Developing Money Skills (Godfrey, 2013) 1. How to save 2. How to get paid Developing Money Skills (Godfrey, 2013) 1. How to save 2. How to get paid what you are worth 3. How to spend wisely 4. How to talk about money 5. How to live within budget 6. How to invest 7. How to exercise the entrepreneurial spirit 8. How to handle credit 9. How to use money to change the world 10. How to be a citizen of the world 11. How to be grateful… Ideas: 1/3 savings, 1/3 charity, 1/3 spending, jobs to make extra; accounts book Godfrey, J. (2013). Raising Financially Fit Kids (Revised edizione. ). New York: Ten Speed Pr.

Family Risk Raffles Family Wealth Trust 33 Family Risk Raffles Family Wealth Trust 33

Risk Analysis – Shared Family Risks Wealth Preservation & Enhancement (#1 2009) Business Ownership Risk Analysis – Shared Family Risks Wealth Preservation & Enhancement (#1 2009) Business Ownership & Control • • Family Control Family Leadership of Business Family Dynamics Alignment of Interests Business Strategy Business Governance Business Operations • Investment Goals and Objectives Shared Risk Financial Reporting & Compliance • Legal Exposure • Fiduciary Roles and Responsibilities • Wealth Transfer Protection • Physical Asset Protection • Financial Leverage • Financial Oversight • Financial Reporting/Compliance • Family Office Oversight Raffles Family Wealth Trust • • • Asset Diversification Manager Selection Investment Performance Public Equity Concentration Private Equity Control Private Equity Distressed Situations Family Unity & Governance (#1 2007) • Family Legacy • Philanthropic Legacy • Family Governance & Decision-Making • Family Relationships • Family Reputation & Public Image • Personal Security & Privacy • Personal Health & Wellness • Personal Ownership Responsibilities Office Exchange Source: Family 34

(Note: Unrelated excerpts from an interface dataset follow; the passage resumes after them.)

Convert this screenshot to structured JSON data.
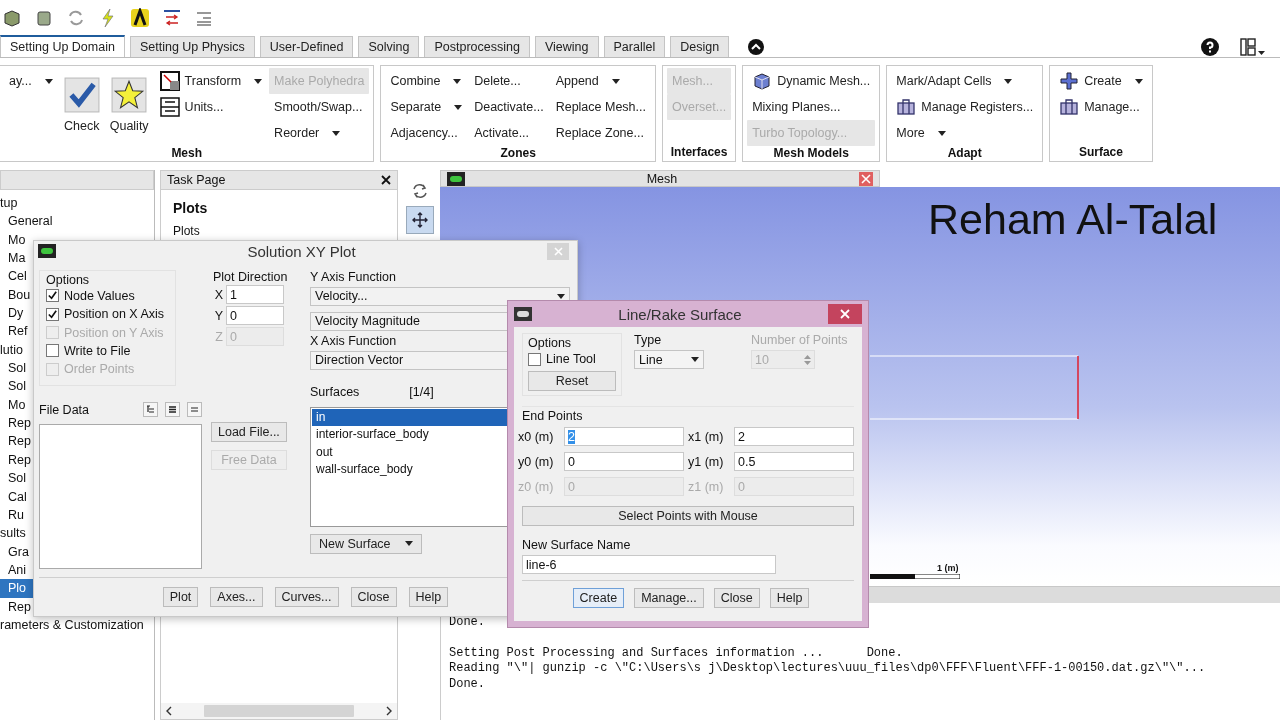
{
  "ribbon": {
    "tabs": [
      {
        "label": "Setting Up Domain",
        "selected": true
      },
      {
        "label": "Setting Up Physics",
        "selected": false
      },
      {
        "label": "User-Defined",
        "selected": false
      },
      {
        "label": "Solving",
        "selected": false
      },
      {
        "label": "Postprocessing",
        "selected": false
      },
      {
        "label": "Viewing",
        "selected": false
      },
      {
        "label": "Parallel",
        "selected": false
      },
      {
        "label": "Design",
        "selected": false
      }
    ],
    "groups": [
      {
        "title": "Mesh",
        "columns": [
          [
            {
              "label": "ay...",
              "kind": "small",
              "disabled": false,
              "menu": true
            }
          ],
          [
            {
              "label": "Check",
              "kind": "large",
              "disabled": false,
              "menu": false
            }
          ],
          [
            {
              "label": "Quality",
              "kind": "large",
              "disabled": false,
              "menu": false
            }
          ],
          [
            {
              "label": "Transform",
              "kind": "small",
              "disabled": false,
              "menu": true
            },
            {
              "label": "Units...",
              "kind": "small",
              "disabled": false,
              "menu": false
            }
          ],
          [
            {
              "label": "Make Polyhedra",
              "kind": "small",
              "disabled": true,
              "menu": false
            },
            {
              "label": "Smooth/Swap...",
              "kind": "small",
              "disabled": false,
              "menu": false
            },
            {
              "label": "Reorder",
              "kind": "small",
              "disabled": false,
              "menu": true
            }
          ]
        ]
      },
      {
        "title": "Zones",
        "columns": [
          [
            {
              "label": "Combine",
              "kind": "small",
              "disabled": false,
              "menu": true
            },
            {
              "label": "Separate",
              "kind": "small",
              "disabled": false,
              "menu": true
            },
            {
              "label": "Adjacency...",
              "kind": "small",
              "disabled": false,
              "menu": false
            }
          ],
          [
            {
              "label": "Delete...",
              "kind": "small",
              "disabled": false,
              "menu": false
            },
            {
              "label": "Deactivate...",
              "kind": "small",
              "disabled": false,
              "menu": false
            },
            {
              "label": "Activate...",
              "kind": "small",
              "disabled": false,
              "menu": false
            }
          ],
          [
            {
              "label": "Append",
              "kind": "small",
              "disabled": false,
              "menu": true
            },
            {
              "label": "Replace Mesh...",
              "kind": "small",
              "disabled": false,
              "menu": false
            },
            {
              "label": "Replace Zone...",
              "kind": "small",
              "disabled": false,
              "menu": false
            }
          ]
        ]
      },
      {
        "title": "Interfaces",
        "columns": [
          [
            {
              "label": "Mesh...",
              "kind": "small",
              "disabled": true,
              "menu": false
            },
            {
              "label": "Overset...",
              "kind": "small",
              "disabled": true,
              "menu": false
            }
          ]
        ]
      },
      {
        "title": "Mesh Models",
        "columns": [
          [
            {
              "label": "Dynamic Mesh...",
              "kind": "small",
              "disabled": false,
              "menu": false
            },
            {
              "label": "Mixing Planes...",
              "kind": "small",
              "disabled": false,
              "menu": false
            },
            {
              "label": "Turbo Topology...",
              "kind": "small",
              "disabled": true,
              "menu": false
            }
          ]
        ]
      },
      {
        "title": "Adapt",
        "columns": [
          [
            {
              "label": "Mark/Adapt Cells",
              "kind": "small",
              "disabled": false,
              "menu": true
            },
            {
              "label": "Manage Registers...",
              "kind": "small",
              "disabled": false,
              "menu": false
            },
            {
              "label": "More",
              "kind": "small",
              "disabled": false,
              "menu": true
            }
          ]
        ]
      },
      {
        "title": "Surface",
        "columns": [
          [
            {
              "label": "Create",
              "kind": "small",
              "disabled": false,
              "menu": true
            },
            {
              "label": "Manage...",
              "kind": "small",
              "disabled": false,
              "menu": false
            }
          ]
        ]
      }
    ]
  },
  "tree": {
    "items": [
      {
        "label": "tup",
        "selected": false,
        "children": [
          {
            "label": "General",
            "selected": false
          },
          {
            "label": "Mo",
            "selected": false
          },
          {
            "label": "Ma",
            "selected": false
          },
          {
            "label": "Cel",
            "selected": false
          },
          {
            "label": "Bou",
            "selected": false
          },
          {
            "label": "Dy",
            "selected": false
          },
          {
            "label": "Ref",
            "selected": false
          }
        ]
      },
      {
        "label": "lutio",
        "selected": false,
        "children": [
          {
            "label": "Sol",
            "selected": false
          },
          {
            "label": "Sol",
            "selected": false
          },
          {
            "label": "Mo",
            "selected": false
          },
          {
            "label": "Rep",
            "selected": false
          },
          {
            "label": "Rep",
            "selected": false
          },
          {
            "label": "Rep",
            "selected": false
          },
          {
            "label": "Sol",
            "selected": false
          },
          {
            "label": "Cal",
            "selected": false
          },
          {
            "label": "Ru",
            "selected": false
          }
        ]
      },
      {
        "label": "sults",
        "selected": false,
        "children": [
          {
            "label": "Gra",
            "selected": false
          },
          {
            "label": "Ani",
            "selected": false
          },
          {
            "label": "Plo",
            "selected": true
          },
          {
            "label": "Rep",
            "selected": false
          }
        ]
      },
      {
        "label": "rameters & Customization",
        "selected": false
      }
    ]
  },
  "task_page": {
    "title": "Task Page",
    "heading": "Plots",
    "subheading": "Plots"
  },
  "graphics": {
    "title": "Mesh",
    "overlay_caption": "Reham Al-Talal",
    "scale_label": "1 (m)"
  },
  "console": {
    "blocks": [
      [
        "Done."
      ],
      [
        "Setting Post Processing and Surfaces information ...      Done.",
        "Reading \"\\\"| gunzip -c \\\"C:\\Users\\s j\\Desktop\\lectures\\uuu_files\\dp0\\FFF\\Fluent\\FFF-1-00150.dat.gz\\\"\\\"...",
        "Done."
      ]
    ]
  },
  "xy_plot": {
    "title": "Solution XY Plot",
    "options": {
      "title": "Options",
      "items": [
        {
          "label": "Node Values",
          "checked": true,
          "disabled": false
        },
        {
          "label": "Position on X Axis",
          "checked": true,
          "disabled": false
        },
        {
          "label": "Position on Y Axis",
          "checked": false,
          "disabled": true
        },
        {
          "label": "Write to File",
          "checked": false,
          "disabled": false
        },
        {
          "label": "Order Points",
          "checked": false,
          "disabled": true
        }
      ]
    },
    "plot_direction": {
      "title": "Plot Direction",
      "fields": [
        {
          "label": "X",
          "value": "1",
          "disabled": false
        },
        {
          "label": "Y",
          "value": "0",
          "disabled": false
        },
        {
          "label": "Z",
          "value": "0",
          "disabled": true
        }
      ]
    },
    "y_axis_function": {
      "title": "Y Axis Function",
      "dropdowns": [
        "Velocity...",
        "Velocity Magnitude"
      ]
    },
    "x_axis_function": {
      "title": "X Axis Function",
      "dropdown": "Direction Vector"
    },
    "surfaces": {
      "title": "Surfaces",
      "count": "[1/4]",
      "items": [
        {
          "label": "in",
          "selected": true
        },
        {
          "label": "interior-surface_body",
          "selected": false
        },
        {
          "label": "out",
          "selected": false
        },
        {
          "label": "wall-surface_body",
          "selected": false
        }
      ],
      "new_surface": "New Surface"
    },
    "file_data": {
      "title": "File Data",
      "buttons": [
        {
          "label": "Load File...",
          "disabled": false
        },
        {
          "label": "Free Data",
          "disabled": true
        }
      ]
    },
    "buttons": [
      "Plot",
      "Axes...",
      "Curves...",
      "Close",
      "Help"
    ]
  },
  "rake": {
    "title": "Line/Rake Surface",
    "options": {
      "title": "Options",
      "line_tool": {
        "label": "Line Tool",
        "checked": false
      },
      "reset": "Reset"
    },
    "type": {
      "title": "Type",
      "value": "Line"
    },
    "number_of_points": {
      "title": "Number of Points",
      "value": "10",
      "disabled": true
    },
    "end_points": {
      "title": "End Points",
      "fields": [
        {
          "label": "x0 (m)",
          "value": "2",
          "disabled": false,
          "selected": true
        },
        {
          "label": "x1 (m)",
          "value": "2",
          "disabled": false,
          "selected": false
        },
        {
          "label": "y0 (m)",
          "value": "0",
          "disabled": false,
          "selected": false
        },
        {
          "label": "y1 (m)",
          "value": "0.5",
          "disabled": false,
          "selected": false
        },
        {
          "label": "z0 (m)",
          "value": "0",
          "disabled": true,
          "selected": false
        },
        {
          "label": "z1 (m)",
          "value": "0",
          "disabled": true,
          "selected": false
        }
      ]
    },
    "select_points": "Select Points with Mouse",
    "new_surface_name": {
      "label": "New Surface Name",
      "value": "line-6"
    },
    "buttons": [
      {
        "label": "Create",
        "default": true
      },
      {
        "label": "Manage...",
        "default": false
      },
      {
        "label": "Close",
        "default": false
      },
      {
        "label": "Help",
        "default": false
      }
    ]
  }
}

Family Risk Assessing Risk, Setting Priorities and Taking Action § Audit and review-based identification Family Risk Assessing Risk, Setting Priorities and Taking Action § Audit and review-based identification of the full set of risks national and political (risk concentration – business and geographic) fiscal (tax and asset protection, nationality, domicile and residence) family (conflict, individual roles and issues, premises, travel, marital, lifestyle, etc. ) physical assets (gold, cash, art, residences, commodities, etc. ) financial (asset allocation, currency, fat tail risk, concentration, manager) § Risk philosophy and parameters established § Setting of priorities: short, medium and long term § Roles and responsibilities for family members and advisors set § Schedule of actions and target achievements set and monitored

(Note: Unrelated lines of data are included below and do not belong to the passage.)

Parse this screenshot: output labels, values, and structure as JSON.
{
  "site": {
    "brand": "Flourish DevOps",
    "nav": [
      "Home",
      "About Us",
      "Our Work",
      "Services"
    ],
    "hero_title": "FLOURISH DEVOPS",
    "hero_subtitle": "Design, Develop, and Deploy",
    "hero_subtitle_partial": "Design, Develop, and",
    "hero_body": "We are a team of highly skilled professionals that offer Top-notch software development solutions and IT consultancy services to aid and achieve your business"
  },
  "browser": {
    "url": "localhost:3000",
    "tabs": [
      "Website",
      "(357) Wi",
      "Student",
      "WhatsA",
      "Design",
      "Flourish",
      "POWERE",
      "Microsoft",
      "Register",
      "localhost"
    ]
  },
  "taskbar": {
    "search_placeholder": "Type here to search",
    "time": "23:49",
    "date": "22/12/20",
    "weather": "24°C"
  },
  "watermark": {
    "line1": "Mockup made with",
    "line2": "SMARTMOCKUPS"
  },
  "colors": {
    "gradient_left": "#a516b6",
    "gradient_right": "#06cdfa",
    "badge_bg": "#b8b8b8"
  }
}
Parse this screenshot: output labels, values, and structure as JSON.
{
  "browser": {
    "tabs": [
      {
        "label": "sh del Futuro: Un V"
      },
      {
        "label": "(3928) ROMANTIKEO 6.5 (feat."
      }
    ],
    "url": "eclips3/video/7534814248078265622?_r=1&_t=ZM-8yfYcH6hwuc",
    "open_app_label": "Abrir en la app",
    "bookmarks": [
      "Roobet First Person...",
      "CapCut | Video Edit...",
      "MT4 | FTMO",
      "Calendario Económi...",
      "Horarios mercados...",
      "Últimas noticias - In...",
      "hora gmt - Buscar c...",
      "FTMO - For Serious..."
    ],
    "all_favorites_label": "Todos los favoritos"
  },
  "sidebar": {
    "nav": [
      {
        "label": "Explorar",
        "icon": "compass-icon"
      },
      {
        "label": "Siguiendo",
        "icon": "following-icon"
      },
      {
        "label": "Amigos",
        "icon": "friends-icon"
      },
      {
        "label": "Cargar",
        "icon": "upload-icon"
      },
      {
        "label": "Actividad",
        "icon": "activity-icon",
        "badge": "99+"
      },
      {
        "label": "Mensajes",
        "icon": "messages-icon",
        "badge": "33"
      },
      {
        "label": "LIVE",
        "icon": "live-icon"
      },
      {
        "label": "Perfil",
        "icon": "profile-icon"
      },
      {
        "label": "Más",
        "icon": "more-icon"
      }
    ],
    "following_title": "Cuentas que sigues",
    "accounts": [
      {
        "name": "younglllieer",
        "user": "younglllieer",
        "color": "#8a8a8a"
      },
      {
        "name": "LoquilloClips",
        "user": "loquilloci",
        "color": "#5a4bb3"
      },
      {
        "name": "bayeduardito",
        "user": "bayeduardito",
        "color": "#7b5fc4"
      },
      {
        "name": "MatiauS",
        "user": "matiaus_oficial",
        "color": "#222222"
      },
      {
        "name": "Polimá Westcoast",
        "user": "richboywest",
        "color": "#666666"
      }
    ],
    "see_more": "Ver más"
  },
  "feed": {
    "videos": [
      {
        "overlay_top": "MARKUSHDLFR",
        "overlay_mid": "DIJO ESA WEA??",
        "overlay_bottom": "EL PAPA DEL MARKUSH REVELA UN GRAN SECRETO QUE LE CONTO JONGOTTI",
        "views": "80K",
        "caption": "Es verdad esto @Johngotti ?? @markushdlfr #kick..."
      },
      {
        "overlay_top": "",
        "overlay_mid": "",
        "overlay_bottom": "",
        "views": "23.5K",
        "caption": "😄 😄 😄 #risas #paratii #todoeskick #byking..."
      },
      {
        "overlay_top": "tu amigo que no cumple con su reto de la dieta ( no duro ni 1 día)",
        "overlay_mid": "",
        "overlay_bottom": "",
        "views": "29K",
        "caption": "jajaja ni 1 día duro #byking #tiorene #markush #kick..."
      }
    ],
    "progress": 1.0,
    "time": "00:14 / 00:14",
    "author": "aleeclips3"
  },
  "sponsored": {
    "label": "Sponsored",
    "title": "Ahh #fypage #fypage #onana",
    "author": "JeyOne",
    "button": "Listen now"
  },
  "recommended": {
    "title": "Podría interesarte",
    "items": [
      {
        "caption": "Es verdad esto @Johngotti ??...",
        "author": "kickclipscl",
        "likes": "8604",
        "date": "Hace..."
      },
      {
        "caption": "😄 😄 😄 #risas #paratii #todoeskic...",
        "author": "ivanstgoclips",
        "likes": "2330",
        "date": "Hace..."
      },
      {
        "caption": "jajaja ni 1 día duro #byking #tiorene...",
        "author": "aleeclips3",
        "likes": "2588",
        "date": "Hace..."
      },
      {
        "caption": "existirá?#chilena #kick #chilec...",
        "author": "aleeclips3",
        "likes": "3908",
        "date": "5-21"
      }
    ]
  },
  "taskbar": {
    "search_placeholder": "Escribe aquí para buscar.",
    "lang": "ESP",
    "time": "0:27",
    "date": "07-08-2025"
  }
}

Key Points § True wealth is about far more than money § There is Key Points § True wealth is about far more than money § There is a unique nature to – and great value in preserving – true family wealth, including financial assets § Family legacy is as much about the future as the past § Family leadership is often more about leading from the heart of the family than from the head of the table § Great leaders of legacy families think about future generations in their decisions today – taking into account unborn generations and even “seventh generation thinking” § Putting in place a legacy strategy – inc wealth management – can provide a great return in all areas of true family wealth Raffles Family Wealth Trust 36

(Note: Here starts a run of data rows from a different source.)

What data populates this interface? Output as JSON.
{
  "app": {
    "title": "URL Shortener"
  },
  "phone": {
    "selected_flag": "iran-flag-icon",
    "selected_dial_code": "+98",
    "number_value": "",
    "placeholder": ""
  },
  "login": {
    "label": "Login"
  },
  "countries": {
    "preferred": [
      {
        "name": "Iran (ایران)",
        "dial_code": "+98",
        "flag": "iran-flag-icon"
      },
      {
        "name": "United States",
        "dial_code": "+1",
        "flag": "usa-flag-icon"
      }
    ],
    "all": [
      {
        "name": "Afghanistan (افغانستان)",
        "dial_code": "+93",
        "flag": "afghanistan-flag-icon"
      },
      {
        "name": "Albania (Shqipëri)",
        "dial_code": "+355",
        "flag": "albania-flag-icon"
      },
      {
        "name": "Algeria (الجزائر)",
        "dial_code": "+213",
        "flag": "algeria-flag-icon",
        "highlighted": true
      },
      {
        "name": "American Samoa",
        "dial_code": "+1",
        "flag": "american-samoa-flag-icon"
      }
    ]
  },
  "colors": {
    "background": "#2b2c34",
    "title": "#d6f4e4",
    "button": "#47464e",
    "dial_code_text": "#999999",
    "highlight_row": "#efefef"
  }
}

3 7 Insights From Past Studies Of Success Best Practice 1: Understand true wealth 3 7 Insights From Past Studies Of Success Best Practice 1: Understand true wealth is more than money Best Practice 2: Think about “next practice” - and your own family history and culture - not just best practice of others Best Practice 3: Address each element of strategy concurrently Best Practice 4: Act and invest for long-term wealth preservation and enhancement of business and financial wealth Best Practice 5: Select and manage a world class family eco-system of friends, advisors and suppliers Best Practice 6: Provide leadership and prepare the next generation to manage risks, opportunities and crises Best Practice 7: Develop an integrated multi-generational strategy

3 8 Legacy Strategy Checklist 3 8 Legacy Strategy Checklist

Learning for the future… “Lend me the stone strength of the past and I Learning for the future… “Lend me the stone strength of the past and I will give you the wings of the future…” - Robinson Jeffers Raffles Family Wealth Trust 39